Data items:
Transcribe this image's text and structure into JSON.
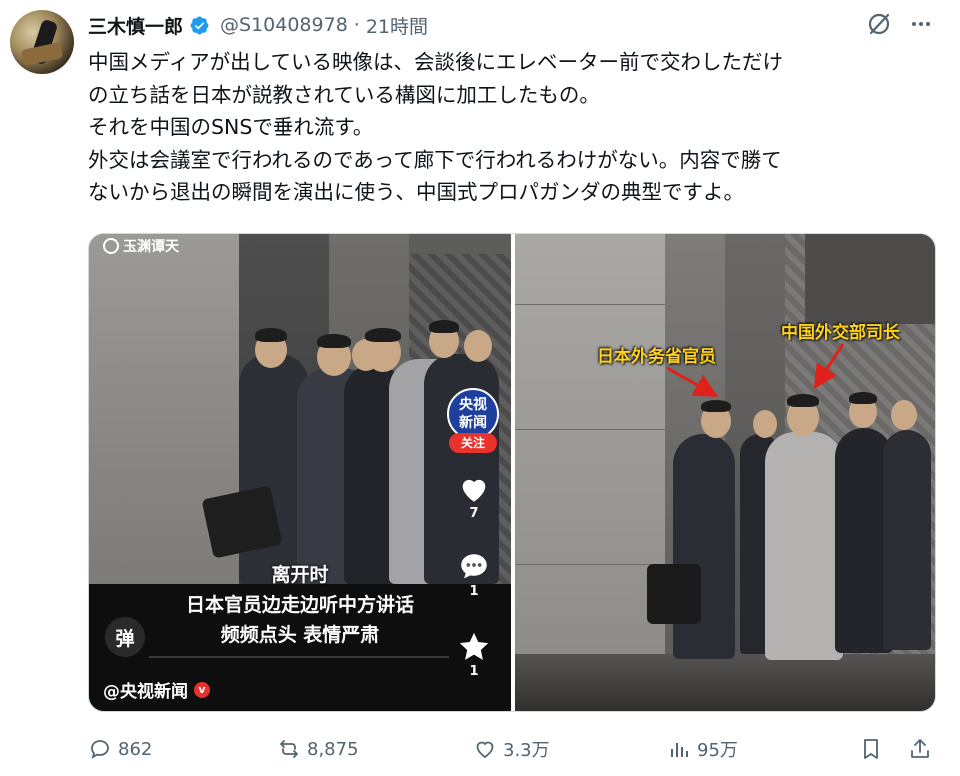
{
  "author": {
    "display_name": "三木慎一郎",
    "handle": "@S10408978",
    "separator": "·",
    "time": "21時間"
  },
  "tweet": {
    "lines": [
      "中国メディアが出している映像は、会談後にエレベーター前で交わしただけ",
      "の立ち話を日本が説教されている構図に加工したもの。",
      "それを中国のSNSで垂れ流す。",
      "外交は会議室で行われるのであって廊下で行われるわけがない。内容で勝て",
      "ないから退出の瞬間を演出に使う、中国式プロパガンダの典型ですよ。"
    ]
  },
  "media": {
    "left": {
      "watermark": "玉渊谭天",
      "caption_line1": "离开时",
      "caption_line2": "日本官员边走边听中方讲话",
      "caption_line3": "频频点头 表情严肃",
      "danmu_button": "弹",
      "source_label": "@央视新闻",
      "channel_badge_line1": "央视",
      "channel_badge_line2": "新闻",
      "follow_label": "关注",
      "like_count": "7",
      "comment_count": "1",
      "favorite_count": "1",
      "progress": 0.0
    },
    "right": {
      "annotation_japan": "日本外务省官员",
      "annotation_china": "中国外交部司长"
    }
  },
  "actions": {
    "replies": "862",
    "reposts": "8,875",
    "likes": "3.3万",
    "views": "95万"
  },
  "colors": {
    "text_primary": "#0f1419",
    "text_secondary": "#536471",
    "verified_blue": "#1d9bf0",
    "annotation_yellow": "#ffd21f",
    "arrow_red": "#e0201a"
  },
  "icons": [
    "verified-badge-icon",
    "grok-icon",
    "more-icon",
    "reply-icon",
    "repost-icon",
    "like-icon",
    "views-icon",
    "bookmark-icon",
    "share-icon"
  ]
}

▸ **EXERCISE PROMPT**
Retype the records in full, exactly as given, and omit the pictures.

▸ **ANSWER TO THE PROBLEM**
Transcribe this image's text and structure into JSON.
{
  "author": {
    "display_name": "三木慎一郎",
    "handle": "@S10408978",
    "separator": "·",
    "time": "21時間"
  },
  "tweet": {
    "lines": [
      "中国メディアが出している映像は、会談後にエレベーター前で交わしただけ",
      "の立ち話を日本が説教されている構図に加工したもの。",
      "それを中国のSNSで垂れ流す。",
      "外交は会議室で行われるのであって廊下で行われるわけがない。内容で勝て",
      "ないから退出の瞬間を演出に使う、中国式プロパガンダの典型ですよ。"
    ]
  },
  "media": {
    "left": {
      "watermark": "玉渊谭天",
      "caption_line1": "离开时",
      "caption_line2": "日本官员边走边听中方讲话",
      "caption_line3": "频频点头 表情严肃",
      "danmu_button": "弹",
      "source_label": "@央视新闻",
      "channel_badge_line1": "央视",
      "channel_badge_line2": "新闻",
      "follow_label": "关注",
      "like_count": "7",
      "comment_count": "1",
      "favorite_count": "1",
      "progress": 0.0
    },
    "right": {
      "annotation_japan": "日本外务省官员",
      "annotation_china": "中国外交部司长"
    }
  },
  "actions": {
    "replies": "862",
    "reposts": "8,875",
    "likes": "3.3万",
    "views": "95万"
  },
  "colors": {
    "text_primary": "#0f1419",
    "text_secondary": "#536471",
    "verified_blue": "#1d9bf0",
    "annotation_yellow": "#ffd21f",
    "arrow_red": "#e0201a"
  },
  "icons": [
    "verified-badge-icon",
    "grok-icon",
    "more-icon",
    "reply-icon",
    "repost-icon",
    "like-icon",
    "views-icon",
    "bookmark-icon",
    "share-icon"
  ]
}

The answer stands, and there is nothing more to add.